* _REQUIRED WORK_: Restate the records that follow. Every word must match.
EXERCISE DATA Block Start
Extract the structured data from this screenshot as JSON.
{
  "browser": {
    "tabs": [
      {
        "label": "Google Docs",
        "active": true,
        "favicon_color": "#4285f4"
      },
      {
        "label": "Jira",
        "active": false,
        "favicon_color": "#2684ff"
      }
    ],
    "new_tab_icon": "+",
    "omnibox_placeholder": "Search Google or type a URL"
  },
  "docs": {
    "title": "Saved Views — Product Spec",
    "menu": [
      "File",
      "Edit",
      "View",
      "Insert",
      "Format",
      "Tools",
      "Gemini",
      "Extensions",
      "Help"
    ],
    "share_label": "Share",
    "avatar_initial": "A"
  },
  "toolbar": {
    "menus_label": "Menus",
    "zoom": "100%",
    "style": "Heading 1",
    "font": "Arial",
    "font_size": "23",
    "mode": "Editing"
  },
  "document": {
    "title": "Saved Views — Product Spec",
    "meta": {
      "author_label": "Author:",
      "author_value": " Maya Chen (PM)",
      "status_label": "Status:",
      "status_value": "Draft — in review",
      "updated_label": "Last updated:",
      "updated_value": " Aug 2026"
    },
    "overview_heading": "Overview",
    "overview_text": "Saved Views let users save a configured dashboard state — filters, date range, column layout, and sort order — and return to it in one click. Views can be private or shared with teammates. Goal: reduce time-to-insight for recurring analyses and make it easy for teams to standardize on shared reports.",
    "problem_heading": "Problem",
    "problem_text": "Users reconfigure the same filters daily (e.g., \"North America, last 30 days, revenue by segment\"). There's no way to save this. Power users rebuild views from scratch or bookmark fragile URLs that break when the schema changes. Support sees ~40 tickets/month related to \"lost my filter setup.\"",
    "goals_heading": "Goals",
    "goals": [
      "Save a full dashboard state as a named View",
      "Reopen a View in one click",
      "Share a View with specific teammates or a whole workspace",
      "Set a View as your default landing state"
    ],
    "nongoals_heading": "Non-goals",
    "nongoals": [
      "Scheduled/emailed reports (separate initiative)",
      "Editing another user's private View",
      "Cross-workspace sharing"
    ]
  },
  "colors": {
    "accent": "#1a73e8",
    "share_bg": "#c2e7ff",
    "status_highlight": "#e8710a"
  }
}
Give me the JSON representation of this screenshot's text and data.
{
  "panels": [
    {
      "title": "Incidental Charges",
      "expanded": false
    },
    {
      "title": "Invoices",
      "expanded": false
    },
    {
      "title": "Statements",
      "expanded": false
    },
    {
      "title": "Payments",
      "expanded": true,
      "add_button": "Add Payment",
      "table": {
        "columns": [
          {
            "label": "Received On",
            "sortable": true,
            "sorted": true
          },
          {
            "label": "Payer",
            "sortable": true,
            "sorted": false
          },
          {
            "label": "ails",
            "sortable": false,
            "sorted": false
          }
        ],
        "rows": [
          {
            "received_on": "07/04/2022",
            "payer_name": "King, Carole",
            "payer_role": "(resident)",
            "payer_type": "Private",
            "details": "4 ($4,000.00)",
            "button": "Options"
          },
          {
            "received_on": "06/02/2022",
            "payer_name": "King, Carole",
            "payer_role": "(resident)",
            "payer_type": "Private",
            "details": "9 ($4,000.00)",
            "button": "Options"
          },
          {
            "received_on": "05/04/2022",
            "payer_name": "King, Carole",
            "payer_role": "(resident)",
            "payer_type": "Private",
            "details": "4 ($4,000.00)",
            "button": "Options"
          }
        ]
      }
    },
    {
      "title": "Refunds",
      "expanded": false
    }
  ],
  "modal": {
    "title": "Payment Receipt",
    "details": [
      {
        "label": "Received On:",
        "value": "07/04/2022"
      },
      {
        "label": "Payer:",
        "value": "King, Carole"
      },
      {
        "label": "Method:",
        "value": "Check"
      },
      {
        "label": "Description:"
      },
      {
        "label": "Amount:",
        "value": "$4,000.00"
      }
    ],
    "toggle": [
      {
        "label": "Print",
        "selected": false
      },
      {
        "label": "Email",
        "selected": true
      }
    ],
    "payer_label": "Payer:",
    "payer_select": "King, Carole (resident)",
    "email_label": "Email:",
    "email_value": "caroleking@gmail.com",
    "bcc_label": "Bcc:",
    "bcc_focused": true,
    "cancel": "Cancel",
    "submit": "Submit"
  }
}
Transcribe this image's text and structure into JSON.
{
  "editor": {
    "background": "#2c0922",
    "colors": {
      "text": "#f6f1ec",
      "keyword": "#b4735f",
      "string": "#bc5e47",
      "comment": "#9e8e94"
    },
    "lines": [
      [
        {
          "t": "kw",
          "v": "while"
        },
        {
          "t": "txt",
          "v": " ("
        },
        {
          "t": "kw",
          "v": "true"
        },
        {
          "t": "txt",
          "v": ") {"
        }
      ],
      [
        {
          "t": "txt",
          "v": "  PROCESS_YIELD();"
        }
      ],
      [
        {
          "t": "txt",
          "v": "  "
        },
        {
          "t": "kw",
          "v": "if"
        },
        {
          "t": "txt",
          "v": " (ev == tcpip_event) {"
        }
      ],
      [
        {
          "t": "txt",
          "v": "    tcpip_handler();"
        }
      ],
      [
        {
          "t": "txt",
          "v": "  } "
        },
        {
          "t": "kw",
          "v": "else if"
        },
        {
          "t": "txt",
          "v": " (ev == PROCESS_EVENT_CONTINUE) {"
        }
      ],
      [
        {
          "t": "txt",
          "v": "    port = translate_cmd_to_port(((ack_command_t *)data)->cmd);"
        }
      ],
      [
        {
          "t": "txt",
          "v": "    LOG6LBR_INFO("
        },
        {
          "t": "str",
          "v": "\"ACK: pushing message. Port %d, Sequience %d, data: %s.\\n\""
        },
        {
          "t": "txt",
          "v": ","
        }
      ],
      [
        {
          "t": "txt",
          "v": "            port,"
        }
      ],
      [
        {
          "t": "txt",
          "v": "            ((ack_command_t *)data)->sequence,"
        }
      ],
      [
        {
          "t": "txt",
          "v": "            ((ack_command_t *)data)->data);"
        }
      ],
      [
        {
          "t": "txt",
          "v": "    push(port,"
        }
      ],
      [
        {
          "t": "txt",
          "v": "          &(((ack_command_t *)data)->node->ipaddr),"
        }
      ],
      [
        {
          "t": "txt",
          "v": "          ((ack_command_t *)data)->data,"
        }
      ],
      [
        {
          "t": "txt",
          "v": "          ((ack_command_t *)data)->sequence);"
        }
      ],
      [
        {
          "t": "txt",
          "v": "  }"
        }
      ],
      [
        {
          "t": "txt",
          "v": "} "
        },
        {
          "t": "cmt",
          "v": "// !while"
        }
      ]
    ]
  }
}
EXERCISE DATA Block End
* _SOLUTION BELOW_:
Extract the structured data from this screenshot as JSON.
{
  "browser": {
    "tabs": [
      {
        "label": "Google Docs",
        "active": true,
        "favicon_color": "#4285f4"
      },
      {
        "label": "Jira",
        "active": false,
        "favicon_color": "#2684ff"
      }
    ],
    "new_tab_icon": "+",
    "omnibox_placeholder": "Search Google or type a URL"
  },
  "docs": {
    "title": "Saved Views — Product Spec",
    "menu": [
      "File",
      "Edit",
      "View",
      "Insert",
      "Format",
      "Tools",
      "Gemini",
      "Extensions",
      "Help"
    ],
    "share_label": "Share",
    "avatar_initial": "A"
  },
  "toolbar": {
    "menus_label": "Menus",
    "zoom": "100%",
    "style": "Heading 1",
    "font": "Arial",
    "font_size": "23",
    "mode": "Editing"
  },
  "document": {
    "title": "Saved Views — Product Spec",
    "meta": {
      "author_label": "Author:",
      "author_value": " Maya Chen (PM)",
      "status_label": "Status:",
      "status_value": "Draft — in review",
      "updated_label": "Last updated:",
      "updated_value": " Aug 2026"
    },
    "overview_heading": "Overview",
    "overview_text": "Saved Views let users save a configured dashboard state — filters, date range, column layout, and sort order — and return to it in one click. Views can be private or shared with teammates. Goal: reduce time-to-insight for recurring analyses and make it easy for teams to standardize on shared reports.",
    "problem_heading": "Problem",
    "problem_text": "Users reconfigure the same filters daily (e.g., \"North America, last 30 days, revenue by segment\"). There's no way to save this. Power users rebuild views from scratch or bookmark fragile URLs that break when the schema changes. Support sees ~40 tickets/month related to \"lost my filter setup.\"",
    "goals_heading": "Goals",
    "goals": [
      "Save a full dashboard state as a named View",
      "Reopen a View in one click",
      "Share a View with specific teammates or a whole workspace",
      "Set a View as your default landing state"
    ],
    "nongoals_heading": "Non-goals",
    "nongoals": [
      "Scheduled/emailed reports (separate initiative)",
      "Editing another user's private View",
      "Cross-workspace sharing"
    ]
  },
  "colors": {
    "accent": "#1a73e8",
    "share_bg": "#c2e7ff",
    "status_highlight": "#e8710a"
  }
}
Give me the JSON representation of this screenshot's text and data.
{
  "panels": [
    {
      "title": "Incidental Charges",
      "expanded": false
    },
    {
      "title": "Invoices",
      "expanded": false
    },
    {
      "title": "Statements",
      "expanded": false
    },
    {
      "title": "Payments",
      "expanded": true,
      "add_button": "Add Payment",
      "table": {
        "columns": [
          {
            "label": "Received On",
            "sortable": true,
            "sorted": true
          },
          {
            "label": "Payer",
            "sortable": true,
            "sorted": false
          },
          {
            "label": "ails",
            "sortable": false,
            "sorted": false
          }
        ],
        "rows": [
          {
            "received_on": "07/04/2022",
            "payer_name": "King, Carole",
            "payer_role": "(resident)",
            "payer_type": "Private",
            "details": "4 ($4,000.00)",
            "button": "Options"
          },
          {
            "received_on": "06/02/2022",
            "payer_name": "King, Carole",
            "payer_role": "(resident)",
            "payer_type": "Private",
            "details": "9 ($4,000.00)",
            "button": "Options"
          },
          {
            "received_on": "05/04/2022",
            "payer_name": "King, Carole",
            "payer_role": "(resident)",
            "payer_type": "Private",
            "details": "4 ($4,000.00)",
            "button": "Options"
          }
        ]
      }
    },
    {
      "title": "Refunds",
      "expanded": false
    }
  ],
  "modal": {
    "title": "Payment Receipt",
    "details": [
      {
        "label": "Received On:",
        "value": "07/04/2022"
      },
      {
        "label": "Payer:",
        "value": "King, Carole"
      },
      {
        "label": "Method:",
        "value": "Check"
      },
      {
        "label": "Description:"
      },
      {
        "label": "Amount:",
        "value": "$4,000.00"
      }
    ],
    "toggle": [
      {
        "label": "Print",
        "selected": false
      },
      {
        "label": "Email",
        "selected": true
      }
    ],
    "payer_label": "Payer:",
    "payer_select": "King, Carole (resident)",
    "email_label": "Email:",
    "email_value": "caroleking@gmail.com",
    "bcc_label": "Bcc:",
    "bcc_focused": true,
    "cancel": "Cancel",
    "submit": "Submit"
  }
}
Transcribe this image's text and structure into JSON.
{
  "editor": {
    "background": "#2c0922",
    "colors": {
      "text": "#f6f1ec",
      "keyword": "#b4735f",
      "string": "#bc5e47",
      "comment": "#9e8e94"
    },
    "lines": [
      [
        {
          "t": "kw",
          "v": "while"
        },
        {
          "t": "txt",
          "v": " ("
        },
        {
          "t": "kw",
          "v": "true"
        },
        {
          "t": "txt",
          "v": ") {"
        }
      ],
      [
        {
          "t": "txt",
          "v": "  PROCESS_YIELD();"
        }
      ],
      [
        {
          "t": "txt",
          "v": "  "
        },
        {
          "t": "kw",
          "v": "if"
        },
        {
          "t": "txt",
          "v": " (ev == tcpip_event) {"
        }
      ],
      [
        {
          "t": "txt",
          "v": "    tcpip_handler();"
        }
      ],
      [
        {
          "t": "txt",
          "v": "  } "
        },
        {
          "t": "kw",
          "v": "else if"
        },
        {
          "t": "txt",
          "v": " (ev == PROCESS_EVENT_CONTINUE) {"
        }
      ],
      [
        {
          "t": "txt",
          "v": "    port = translate_cmd_to_port(((ack_command_t *)data)->cmd);"
        }
      ],
      [
        {
          "t": "txt",
          "v": "    LOG6LBR_INFO("
        },
        {
          "t": "str",
          "v": "\"ACK: pushing message. Port %d, Sequience %d, data: %s.\\n\""
        },
        {
          "t": "txt",
          "v": ","
        }
      ],
      [
        {
          "t": "txt",
          "v": "            port,"
        }
      ],
      [
        {
          "t": "txt",
          "v": "            ((ack_command_t *)data)->sequence,"
        }
      ],
      [
        {
          "t": "txt",
          "v": "            ((ack_command_t *)data)->data);"
        }
      ],
      [
        {
          "t": "txt",
          "v": "    push(port,"
        }
      ],
      [
        {
          "t": "txt",
          "v": "          &(((ack_command_t *)data)->node->ipaddr),"
        }
      ],
      [
        {
          "t": "txt",
          "v": "          ((ack_command_t *)data)->data,"
        }
      ],
      [
        {
          "t": "txt",
          "v": "          ((ack_command_t *)data)->sequence);"
        }
      ],
      [
        {
          "t": "txt",
          "v": "  }"
        }
      ],
      [
        {
          "t": "txt",
          "v": "} "
        },
        {
          "t": "cmt",
          "v": "// !while"
        }
      ]
    ]
  }
}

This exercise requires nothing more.